Maxol is one of the few private, family-owned companies that has reached a 100-year milestone, a landmark moment for the fourth-generation business founded by the McMullan family in 1920. One of the key celebratory initiatives undertaken by the Group was the production of a centenary hardback book, Maxol 1920–2020: Celebrating the First Hundred Years of an Irish Family Company, which was written and compiled by Irish author and historian, Turtle Bunbury. The book captures Maxol’s 100-year legacy including the vision of William McMullan and the generations to follow.
Printing of the book was delayed to allow for the addition of a chapter on Maxol’s response to the COVID-19 crisis with the launch now scheduled for the end of November.
Since 2012, the company has invested almost €200M in both new sites and the redevelopment of its existing network. Despite the ongoing pandemic, this year saw a company investment of almost €20M across 16 sites including Dolphins Barn, Ballinteer, Dooradoyle, Ardbrae and Newbridge.
Maxol’s first greenfield location since 2016 was opened at Rathnew in Wicklow following an investment of €3.75M, creating 20 new jobs.
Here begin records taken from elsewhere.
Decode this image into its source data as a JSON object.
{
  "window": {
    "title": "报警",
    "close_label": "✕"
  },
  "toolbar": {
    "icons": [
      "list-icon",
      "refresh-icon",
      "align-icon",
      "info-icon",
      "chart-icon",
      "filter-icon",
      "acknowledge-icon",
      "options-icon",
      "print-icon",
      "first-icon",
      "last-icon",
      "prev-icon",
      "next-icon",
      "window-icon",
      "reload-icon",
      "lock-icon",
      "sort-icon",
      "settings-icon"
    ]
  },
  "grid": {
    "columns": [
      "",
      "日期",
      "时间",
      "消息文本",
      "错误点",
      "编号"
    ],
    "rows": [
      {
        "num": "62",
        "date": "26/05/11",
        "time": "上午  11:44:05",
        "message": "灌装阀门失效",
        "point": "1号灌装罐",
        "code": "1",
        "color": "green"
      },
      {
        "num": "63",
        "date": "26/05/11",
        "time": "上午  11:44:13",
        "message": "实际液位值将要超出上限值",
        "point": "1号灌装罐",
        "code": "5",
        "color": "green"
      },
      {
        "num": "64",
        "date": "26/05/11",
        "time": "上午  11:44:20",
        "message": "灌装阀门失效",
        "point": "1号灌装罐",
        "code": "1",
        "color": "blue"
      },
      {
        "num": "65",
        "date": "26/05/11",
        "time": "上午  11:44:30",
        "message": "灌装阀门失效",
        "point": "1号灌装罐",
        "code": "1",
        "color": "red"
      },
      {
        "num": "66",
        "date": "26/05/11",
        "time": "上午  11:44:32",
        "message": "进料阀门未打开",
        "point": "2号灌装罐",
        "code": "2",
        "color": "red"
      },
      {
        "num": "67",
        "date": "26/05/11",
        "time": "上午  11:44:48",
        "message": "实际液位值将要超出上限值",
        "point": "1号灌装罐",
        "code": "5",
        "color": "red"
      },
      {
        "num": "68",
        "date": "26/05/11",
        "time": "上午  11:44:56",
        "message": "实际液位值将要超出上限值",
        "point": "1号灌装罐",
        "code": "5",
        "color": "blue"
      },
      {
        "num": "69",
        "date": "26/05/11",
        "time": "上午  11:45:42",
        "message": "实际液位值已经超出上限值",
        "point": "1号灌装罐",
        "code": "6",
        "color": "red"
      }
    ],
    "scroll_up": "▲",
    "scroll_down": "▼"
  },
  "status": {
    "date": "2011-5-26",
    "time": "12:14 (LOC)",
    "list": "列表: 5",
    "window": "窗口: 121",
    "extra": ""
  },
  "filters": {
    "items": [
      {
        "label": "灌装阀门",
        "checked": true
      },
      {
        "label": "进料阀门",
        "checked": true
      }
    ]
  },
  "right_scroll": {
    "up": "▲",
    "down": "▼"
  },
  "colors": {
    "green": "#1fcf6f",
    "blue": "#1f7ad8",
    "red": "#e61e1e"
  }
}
Maxol Rathnew opened in the early days of the pandemic in Ireland with immediate modifications being made to the premises. A further €14M investment is planned for 2021, which will see the conclusion of this phase of the company’s Capex programme.
Maxol marked its move into the green energy sector in July with the launch of bright, a 100% green energy company founded in partnership with energy entrepreneurs Ciaran and Stephen Devine of Evermore Energy.
“We are a hugely ambitious company, continuously looking at ways in which we can differentiate, diversify and evolve,” added Brian. “Bright, which is the coming together of two family-owned businesses was a huge step for us, and indeed one of the most important on our environmental journey. Bright is a genuine challenger in the energy market; it is value led, easy to use and understand, and offers everything in one place using one tariff and app-based technology.”
Maxol’s environmental journey has evolved over many years as the company looks to reduce its environmental footprint and make the greener option the easier option for its customers. It was one of the first retailers to offer 100% compostable cups and lids, discounts are provided to customers who use a reusable cup when purchasing hot drinks, and the company has been installing compostable and recyclable bins across its service stations to support customers’ recycling efforts.
“We also harvest rainwater for our car washes,” he said. “It’s about the journey for us and taking steps to create a more sustainable business model. It isn’t something that can happen overnight, but we are taking a well-thought out and realistic approach when it comes to reducing our carbon footprint. Only in the last couple of weeks, we announced a new carbon offsetting programme in association with Greenprint, that aims to offset 100% of carbon emissions with our new premium fuel range. It’s another exciting step for us in the future of greener motoring.”
The company is also diversifying in other ways, including in its fuel offering. By providing a mosaic of different types of fuel including more bio-friendly fuels and other lower emission fuels, Maxol is ensuring it caters to every driver’s needs. The Group’s new Premium fuel range is a better fuel option with fewer pollutants and offers improved vehicle performance, better power and acceleration, whilst reducing engine deposits.
With electrification also gathering momentum, Maxol is ensuring its forecourts have an infrastructure in place to support greener motoring. There are now charging points at 8 Maxol service stations in Dublin, Cork, Wexford, Meath, Kerry, Derry, Antrim and Down.